    by Vanderhoth ( 1582661 ) on Friday November 30, 2012 @08:07PM (#42150115)
    I orderd one and am looking forward to getting it, but let's not count our eggs before they hatch.
  • by Qbertino ( 265505 ) <> on Friday November 30, 2012 @08:48PM (#42150567)

    I give Ouya a solid chance to disrupt console gaming and living-room computing on a totally new level.
    The two simple facts that it is a) dirt cheap and b) anybody who has one can develop for it, carries some hefty oomph that is probably already making some Sony, Microsoft and Nintendo execs getting nervous as we speak. I say it is no coincidence that Nintendo has anounced their Wii U Devkit will be free of charge for anybody who wants one.

    If this baby gains critical mass, which I hope and expect it will, it could very well become the best selling piece of electronics hardware in history. Bulk produce the Ouya beyond a few million pieces and you have a console with solid general purpose computing capabilities that most of earths population can afford. If that isn't killer potential, I don't know what is.
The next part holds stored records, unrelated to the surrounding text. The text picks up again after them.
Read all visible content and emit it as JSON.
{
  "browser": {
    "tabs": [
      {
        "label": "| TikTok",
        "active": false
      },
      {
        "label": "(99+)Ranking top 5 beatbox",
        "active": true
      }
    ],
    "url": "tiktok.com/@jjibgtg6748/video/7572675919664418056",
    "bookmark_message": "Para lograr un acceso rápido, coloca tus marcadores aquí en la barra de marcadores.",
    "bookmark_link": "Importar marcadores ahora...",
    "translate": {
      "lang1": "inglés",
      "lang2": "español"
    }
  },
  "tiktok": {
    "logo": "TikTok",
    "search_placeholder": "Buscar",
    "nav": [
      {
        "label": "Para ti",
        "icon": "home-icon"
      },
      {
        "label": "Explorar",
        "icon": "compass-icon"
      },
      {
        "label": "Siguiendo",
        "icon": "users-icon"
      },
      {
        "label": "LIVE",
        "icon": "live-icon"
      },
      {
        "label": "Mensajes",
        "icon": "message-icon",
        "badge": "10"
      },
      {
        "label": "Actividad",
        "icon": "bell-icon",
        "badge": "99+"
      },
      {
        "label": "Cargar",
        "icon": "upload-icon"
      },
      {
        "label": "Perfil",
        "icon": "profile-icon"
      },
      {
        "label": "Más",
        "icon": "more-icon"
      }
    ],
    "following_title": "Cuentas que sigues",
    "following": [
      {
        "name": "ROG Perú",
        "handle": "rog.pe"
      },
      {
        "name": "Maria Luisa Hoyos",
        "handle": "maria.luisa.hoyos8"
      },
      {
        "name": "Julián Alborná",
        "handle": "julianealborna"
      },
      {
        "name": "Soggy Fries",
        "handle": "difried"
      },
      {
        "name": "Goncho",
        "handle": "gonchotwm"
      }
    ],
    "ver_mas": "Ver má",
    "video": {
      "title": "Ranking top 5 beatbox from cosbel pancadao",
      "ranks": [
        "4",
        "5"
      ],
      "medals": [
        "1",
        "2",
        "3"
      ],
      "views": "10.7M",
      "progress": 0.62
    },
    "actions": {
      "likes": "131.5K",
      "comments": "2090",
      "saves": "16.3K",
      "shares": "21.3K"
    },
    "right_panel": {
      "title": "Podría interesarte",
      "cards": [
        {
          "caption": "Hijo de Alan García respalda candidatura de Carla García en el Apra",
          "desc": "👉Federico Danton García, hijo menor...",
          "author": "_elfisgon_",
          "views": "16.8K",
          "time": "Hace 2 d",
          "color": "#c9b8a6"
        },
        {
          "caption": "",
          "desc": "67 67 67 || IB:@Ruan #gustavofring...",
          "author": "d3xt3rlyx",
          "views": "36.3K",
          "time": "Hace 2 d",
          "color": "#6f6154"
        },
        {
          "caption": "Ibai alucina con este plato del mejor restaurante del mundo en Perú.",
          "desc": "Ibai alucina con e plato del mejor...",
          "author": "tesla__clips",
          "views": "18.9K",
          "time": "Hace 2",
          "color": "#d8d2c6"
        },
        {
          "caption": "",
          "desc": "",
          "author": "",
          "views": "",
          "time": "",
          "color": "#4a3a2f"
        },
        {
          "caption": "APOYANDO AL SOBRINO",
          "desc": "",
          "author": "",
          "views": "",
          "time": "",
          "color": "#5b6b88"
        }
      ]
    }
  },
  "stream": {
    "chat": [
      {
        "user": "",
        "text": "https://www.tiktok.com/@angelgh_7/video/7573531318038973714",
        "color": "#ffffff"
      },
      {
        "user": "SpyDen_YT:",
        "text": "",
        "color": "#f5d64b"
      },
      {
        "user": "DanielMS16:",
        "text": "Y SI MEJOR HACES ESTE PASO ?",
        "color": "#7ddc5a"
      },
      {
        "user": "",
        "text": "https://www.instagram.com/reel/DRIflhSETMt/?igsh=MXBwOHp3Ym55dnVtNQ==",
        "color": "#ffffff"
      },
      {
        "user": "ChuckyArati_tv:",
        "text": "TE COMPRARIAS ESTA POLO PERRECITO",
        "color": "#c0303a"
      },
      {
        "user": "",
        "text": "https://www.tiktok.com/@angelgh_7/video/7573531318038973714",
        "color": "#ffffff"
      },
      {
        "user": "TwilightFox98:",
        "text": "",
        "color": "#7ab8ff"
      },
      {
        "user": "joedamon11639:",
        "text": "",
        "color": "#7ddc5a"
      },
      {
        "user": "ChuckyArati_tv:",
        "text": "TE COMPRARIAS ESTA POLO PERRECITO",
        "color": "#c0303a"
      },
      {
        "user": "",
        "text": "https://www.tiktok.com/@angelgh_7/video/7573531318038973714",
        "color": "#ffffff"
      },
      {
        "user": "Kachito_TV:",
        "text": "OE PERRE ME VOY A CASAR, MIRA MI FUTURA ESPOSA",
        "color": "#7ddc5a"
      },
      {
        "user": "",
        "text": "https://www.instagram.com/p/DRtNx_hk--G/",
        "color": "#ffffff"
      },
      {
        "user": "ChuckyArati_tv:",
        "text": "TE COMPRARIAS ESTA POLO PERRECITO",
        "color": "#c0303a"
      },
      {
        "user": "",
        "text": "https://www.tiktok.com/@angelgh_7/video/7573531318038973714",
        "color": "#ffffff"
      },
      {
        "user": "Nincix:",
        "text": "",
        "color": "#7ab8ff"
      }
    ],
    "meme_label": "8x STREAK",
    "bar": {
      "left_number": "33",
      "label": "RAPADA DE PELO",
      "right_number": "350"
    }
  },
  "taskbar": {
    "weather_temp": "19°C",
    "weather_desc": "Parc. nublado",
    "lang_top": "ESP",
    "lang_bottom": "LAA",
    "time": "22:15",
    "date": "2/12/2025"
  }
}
    My 2 cents.

  • anybody who has one can develop for it

    Which I'm told will lead to over 90 percent of releases being crap [], just like on Android and iOS. The North American video game market went into a recession in 1983 because too many companies were making crappy video games. When introducing the NES in the fourth quarter of 1985, Nintendo needed some way to reassure toy retailers that 90 percent of shelf space wouldn't be occupied by exactly what Theodore Sturgeon predicted, and the lockout chip was Nintendo's way of doing this.

    On the one hand, Ouya has no disc slot and is thus not limited by physical shelf space. On the other hand, it's still limited by screen space above the fold of the list of games in each genre.

The rich get rich, and the poor get poorer. The haves get more, the have-nots die.